Lucideon is one of nine companies, clinics and universities involved in the HyMedPoly project “Drug-Free Antibacterial Hybrid Biopolymers for Medical Applications”, a collaboration training PhD researchers in the development of drug-free antibacterial materials used for medical applications, such as wound care and implants. The project is funded under the European Commission Marie Skłodowska-Curie Innovative Training Networks programme.

Stuart Maclachlan, head of research and development at Lucideon and the HyMedPoly project manager, said:

“It’s great to have the researchers at Lucideon and to see them settling into their projects. They’re learning new skills working with our materials development teams and they’re bringing a lot to the company too.

“HyMedPoly covers a vital area of research. Infection has become one of the toughest problems in the medical world. As bacteria become more resistant to drugs and there are fewer effective antibiotics, new materials with intrinsic antibacterial properties have an important role.”

Lucideon provides materials consultancy, testing and characterization and materials technologies to a wide range of industries. Its healthcare teams develop novel material technologies to combat issues facing the industry, including its proprietary encapsulation technology platform, iCRT. Lucideon has already worked closer with industry partners in developing antibacterial materials including an antimicrobial coating that has been applied to mobile devices for use in hospital environments.

The Institute of Biomaterials at the University of Erlangen-Nuremberg (FAU), Germany, is one of the nine institutes of the Department of Materials Science and Engineering at FAU, one of the largest materials science departments in Germany. The Institute of Biomaterials carries out cutting edge research in the broad field of biomedical materials for implants, tissue engineering and drug delivery, with emphasis on bioactive materials, e.g. bioactive glasses and composites, for 3D scaffolds and coatings for orthopaedic and cardiovascular applications. Research focuses also on new processing techniques for nanostructured biomaterials with antibacterial activity involving mesoporous particles.

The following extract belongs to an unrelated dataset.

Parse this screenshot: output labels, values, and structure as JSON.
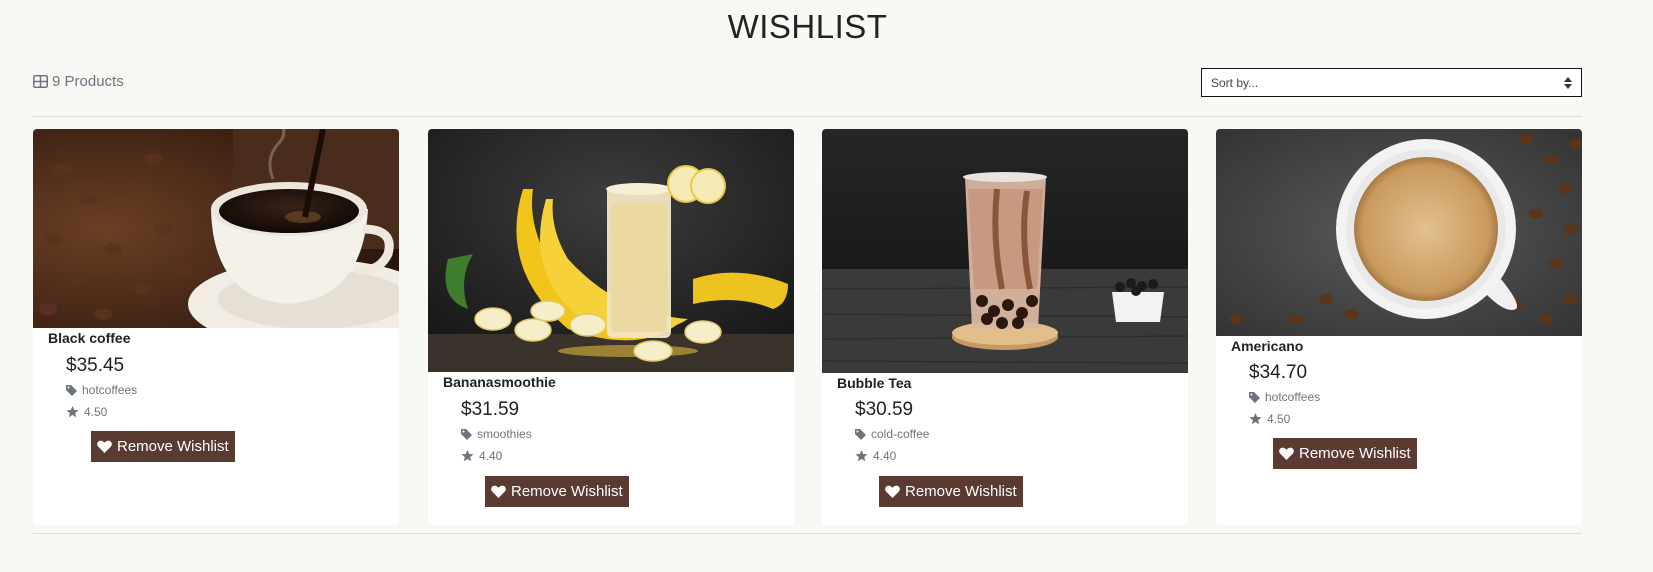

HyMedPoly received funding from the European Union’s Horizon 2020 research and innovation programme under the Marie Skłodowska‐Curie grant agreement No 643050.


July 2017